There were a couple detractors who were openly advocating reporting Geoffrey to the FBI for trafficking child pornography. These reactionary morons would happily return to a time of government censorship, in which the horrors of the world were swept under the rug, ignored, as if that would somehow make them go away. By addressing the horrors of the world, through a safe, fictional thought exercise, by examining why we feel horrified at child murder but not the murder of other creatures, we can explore a bit about ourselves, our culture, what's important to us, and the meaning of morality. Pretty heady stuff for something that's ostensibly just about sitting around and rolling dice for a few hours on the weekend. This is why I love RPGs above any other form of entertainment--it has the capacity to be thought-provoking, to be as deep or as shallow as you want it to be, because it's a truly active rather than passive activity.
I guess I'd just like to thank Geoffrey for publishing a provocative piece, something that doesn't just rehash the same tired tropes, a book that breathes a bit of good old-fashioned controversy into the old school community, of which I am increasingly feeling a part of. So thank you, sir. I will sacrifice twenty children in your honor tonight.

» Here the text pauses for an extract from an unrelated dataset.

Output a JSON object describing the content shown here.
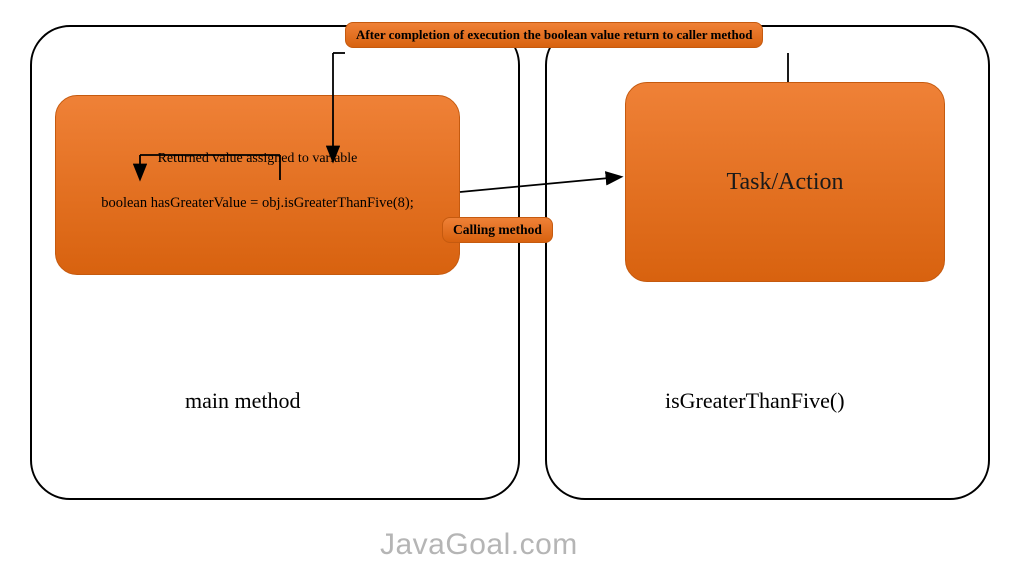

In all seriousness, and to sum up, playing the "bad guy" sorcerer is not something I'm interested in, but I'm sure glad the rituals were included. For one thing, they serve to establish tone. Carcosa is a world of savage, amoral brutality. Furthermore, they serve to heighten tension. I know, for example, if I had a character who was trying to save a loved from a horrific sacrificial ritual, knowing what was going to happen to such loved one would absolutely spur me on and really make the rescue mean something. Geoffrey made the point that he considered making the ritual descriptions more neutral and "safe" but that they seemed thin and ineffective that way. I couldn't agree more. Hooray for danger, and hooray for controversy!